I once did a little research on mosquitoes, trying to find out if they serve any useful purpose. Their purpose in life is to mate. The female must have a blood meal to provide protein for her eggs, and water in which to lay them. She may live as long as 30 days, while the male is history after 4 or 5. The one redeeming quality they have is as a food source for bats, birds, frogs, and dragonflies. Anyone know where I can get 1000 bats at a decent price?

Did you know: The first reference to a mosquito in English came in 1572 when it was described as “A certeine gnat or flie … which biteth both men and women in their sleepe.” express.co.uk

The world’s 3,000 species of mosquitoes transmit more diseases than any other creature.


Mosquitoes need water in which to lay eggs. This doesn’t have to be a lot of water though. The saucer under your plant pots may have plenty.Toys, wheelbarrow, or anything else left out when we have a rain should be emptied. Old tires are a common place to find mosquitoes breeding outside.

Are you a mosquito magnet? Do they swarm to you as though you had sent them invitations? It may be a number of factors that your body exhibits that cause them to especially like you. Mosquitoes use carbon dioxide, body odors, temperature and movement to decide who to feed on. Sitting in the shade is more likely to attract them than a sunny area. Exercising, (and sweat) are also attractants.

This information about mosquitoes rings a bell with me about ticks.

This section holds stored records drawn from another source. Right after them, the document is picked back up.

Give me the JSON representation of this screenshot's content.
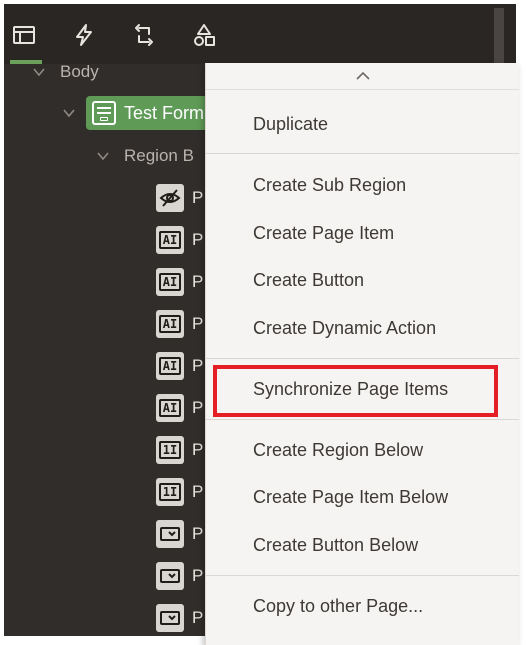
{
  "toolbar": {
    "tabs": [
      {
        "icon": "rendering-tree-icon"
      },
      {
        "icon": "lightning-icon"
      },
      {
        "icon": "refresh-loop-icon"
      },
      {
        "icon": "shapes-icon"
      }
    ],
    "active_color": "#6ba15b"
  },
  "tree": {
    "body_label": "Body",
    "selected_region": "Test Form",
    "region_body_label": "Region B",
    "items": [
      {
        "icon": "hidden",
        "label": "P"
      },
      {
        "icon": "text",
        "label": "P"
      },
      {
        "icon": "text",
        "label": "P"
      },
      {
        "icon": "text",
        "label": "P"
      },
      {
        "icon": "text",
        "label": "P"
      },
      {
        "icon": "text",
        "label": "P"
      },
      {
        "icon": "number",
        "label": "P"
      },
      {
        "icon": "number",
        "label": "P"
      },
      {
        "icon": "select",
        "label": "P"
      },
      {
        "icon": "select",
        "label": "P"
      },
      {
        "icon": "select",
        "label": "P"
      }
    ]
  },
  "menu": {
    "items": [
      "Duplicate",
      "Create Sub Region",
      "Create Page Item",
      "Create Button",
      "Create Dynamic Action",
      "Synchronize Page Items",
      "Create Region Below",
      "Create Page Item Below",
      "Create Button Below",
      "Copy to other Page..."
    ],
    "highlight_color": "#e51e25"
  },
  "icon_text": {
    "text": "AI",
    "number": "1I"
  }
}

Both can detect your presence through carbon dioxide and movement, the females need a blood meal in order to lay eggs, and most important of all they can be vectors of serious diseases.

Review my video on ticks at http://cceclinton.org/gardening/online-horticulture-programming

June 4th:


I walk around my garden several times a day. It only takes a few minutes and gives me a chance to see how everything is doing, what might need water, or staking, or weeding. I like being outside and checking on my plants. Now that we have entered the ‘pest and beneficial’ season, it’s more important than ever.

I found a pest problem this morning that wasn’t there yesterday. I have a good sized cornflower plant and every year I get four-lined plant bugs on it. They are small, sucking insects that create window-pane-like damage. They are very small, and very fast. The nymph is about 1/8-inch long, and the adult less than 1/4-inch long. Check the canopy of your plants for the tell-tale damage. These little guys drop to the ground on your approach and are nearly impossible to find. Once they mate and the female lays eggs, you won’t see any new damage—until next year!


June 1st:


On May 5, I showed you how to move a hollyhock.I thought you might like to see how that is working out. I had 2 hollyhocks in the same bed and although not side-by-side, I could see early on that they were going to take up more room than I was willing to give them.

My husband dug one up for me and I moved it to a different location. The place it had been was on the east side of the house and got morning sun. The new location is on the west side and gets sun in the afternoon.

The picture on the right is the hollyhock that was not moved. The picture on the left is the one that was moved. The difference in size is quite noticeable.You might think this has to do with the amount of sun each plant now receives but I think it more likely that the plant that was relocated is still adapting to the new location.

When you relocate a plant, even if it’s a transplant you purchased, the roots need time tore-establish themselves. Avoid transplanting in the heat of summer. If you have to do it then, choose an overcast day, transplant early in the morning, and keep it watered.

I can remember in my early days as a gardener, I used Vitamin B-1 on transplants. It has not been shown to improve the re-establishment of roots. Do not feed a plant when you transplant it, but be sure the soil it’s going into has what the plant needs to thrive.

I feel safe in saying my transplanted hollyhock will be fine and will reach mature size as well.